Furthermore, in Swiss Ribbons Pvt Ltd v. Union of India, it was accepted that:
“[t]he objective of the Insolvency and Bankruptcy Code, 2016 is to consolidate and amend the laws relating to reorganization and insolvency resolution of corporate persons, partnership firms and individuals in a time-bound manner for maximization of value of assets of such persons, to promote entrepreneurship, availability of credit and balance the interests of all the stakeholders. An effective legal framework for timely resolution of insolvency and bankruptcy would support development of credit markets and encourage entrepreneurship. It would also improve Ease of Doing Business, and facilitate more investments leading to higher economic growth and development.
Above all, ultimately, the interests of all stakeholders are looked after as the corporate debtor itself becomes a beneficiary of the resolution scheme— workers are paid, the creditors in the long run will be repaid in full, and shareholders/investors are able to maximize their investment. Timely resolution of a corporate debtor who is in the red, by an effective legal framework, would go a long way to support the development of credit markets.”
This decision would not only make lenders wary of giving credit on third party security which has been a common practice in the credit market, but it would also jeopardise creditors who have already given credit on the basis of third party security. In this regard, this judgement is per incuriam as (i) it makes the process lengthy, for creditors have to go to a different forum to enforce security interest, (ii) it does not balance the interests of all stakeholders, with secured creditors being important stakeholders as recognized in Committee of Creditors of Essar Steel India Limited v Satish Kumar Gupta, (iii) it hampers the development of credit market and entrepreneurship, and (iv) it acts a hindrance to the facilitation of investments and ultimately economic growth as a whole.
Fourthly, the Court has ignored the significance attached to secured creditors, as brought out in Essar Steel. The Court therein, while taking a cue from UNCITRAL Legislative Guide on Insolvency Law, had observed: “If the secured creditor is not bound by the plan, the election by the secured creditor to enforce its rights, such as by repossessing and selling the encumbered asset, may make reorganization of the business impossible to implement”.Moreover,while taking note of an IMF paper on Development of Standards for Security Interest, it had further observed: “Enforcement is a critical factor in the law and functioning of secured credit. A security interest is of little value to a creditor unless the creditor is able to enforce it in a predictable, efficient and timely manner vis-à-vis the debtor and third parties. An effective framework needs to allow quick and predictable enforcement both within and outside insolvency proceedings.” Moreover, the nature of a financial creditor as highlighted in the judgement to assess the viability of the corporate debtor and ensure its revival cannot be said to be absent in case of debt granted to a body corporate on security given by another body corporate.
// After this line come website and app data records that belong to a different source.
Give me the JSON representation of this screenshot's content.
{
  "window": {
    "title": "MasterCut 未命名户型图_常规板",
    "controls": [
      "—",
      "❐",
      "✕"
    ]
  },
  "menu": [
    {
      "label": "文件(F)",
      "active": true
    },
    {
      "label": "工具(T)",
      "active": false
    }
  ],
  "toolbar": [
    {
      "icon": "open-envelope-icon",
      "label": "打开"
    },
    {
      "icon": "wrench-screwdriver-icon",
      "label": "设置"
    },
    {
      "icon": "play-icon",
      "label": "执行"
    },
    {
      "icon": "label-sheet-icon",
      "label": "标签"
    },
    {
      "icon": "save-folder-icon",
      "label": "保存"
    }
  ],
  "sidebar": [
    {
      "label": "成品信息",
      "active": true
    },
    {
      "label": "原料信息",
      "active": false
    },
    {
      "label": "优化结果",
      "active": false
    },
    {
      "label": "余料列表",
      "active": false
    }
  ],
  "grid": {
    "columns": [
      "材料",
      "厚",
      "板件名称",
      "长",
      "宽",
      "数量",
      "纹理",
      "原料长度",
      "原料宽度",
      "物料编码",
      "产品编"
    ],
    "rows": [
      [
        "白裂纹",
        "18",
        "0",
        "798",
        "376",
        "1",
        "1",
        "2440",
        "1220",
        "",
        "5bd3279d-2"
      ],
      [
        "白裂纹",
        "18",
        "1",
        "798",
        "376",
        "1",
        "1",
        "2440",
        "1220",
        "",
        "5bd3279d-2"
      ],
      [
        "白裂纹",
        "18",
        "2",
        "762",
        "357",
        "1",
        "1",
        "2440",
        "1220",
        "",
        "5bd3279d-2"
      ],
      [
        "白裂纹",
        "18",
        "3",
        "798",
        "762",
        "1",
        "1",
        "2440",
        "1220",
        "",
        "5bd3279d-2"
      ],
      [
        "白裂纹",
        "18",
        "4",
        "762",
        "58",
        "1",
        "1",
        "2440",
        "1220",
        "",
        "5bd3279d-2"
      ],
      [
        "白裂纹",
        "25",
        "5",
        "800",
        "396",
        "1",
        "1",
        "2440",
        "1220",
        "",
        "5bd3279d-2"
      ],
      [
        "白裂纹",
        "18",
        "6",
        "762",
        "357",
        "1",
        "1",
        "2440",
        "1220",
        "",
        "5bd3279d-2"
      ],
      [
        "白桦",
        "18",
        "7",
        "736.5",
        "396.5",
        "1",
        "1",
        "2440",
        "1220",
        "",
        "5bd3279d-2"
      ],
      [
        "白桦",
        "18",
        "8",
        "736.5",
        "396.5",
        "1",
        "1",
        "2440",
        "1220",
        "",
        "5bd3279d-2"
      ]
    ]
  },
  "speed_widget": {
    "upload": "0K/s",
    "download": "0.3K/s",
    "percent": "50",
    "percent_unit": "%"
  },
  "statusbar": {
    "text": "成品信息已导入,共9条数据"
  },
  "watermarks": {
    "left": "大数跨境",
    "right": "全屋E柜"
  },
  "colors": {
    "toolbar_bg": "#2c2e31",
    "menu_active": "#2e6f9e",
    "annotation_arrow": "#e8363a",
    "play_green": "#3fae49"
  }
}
Notably, the Court had accepted in Swiss Ribbons and Essar Steel that most secured creditors are subsumed within financial creditors.
To this end, one may conclude the Court has apparently erred in its appreciation of the concepts of financial debt, financial creditor and secured creditor, perhaps not realizing the gargantuan blow that may befall the credit industry and prove deleterious in availing or securing loans in an already ailing credit market.
– Ankesh Kumar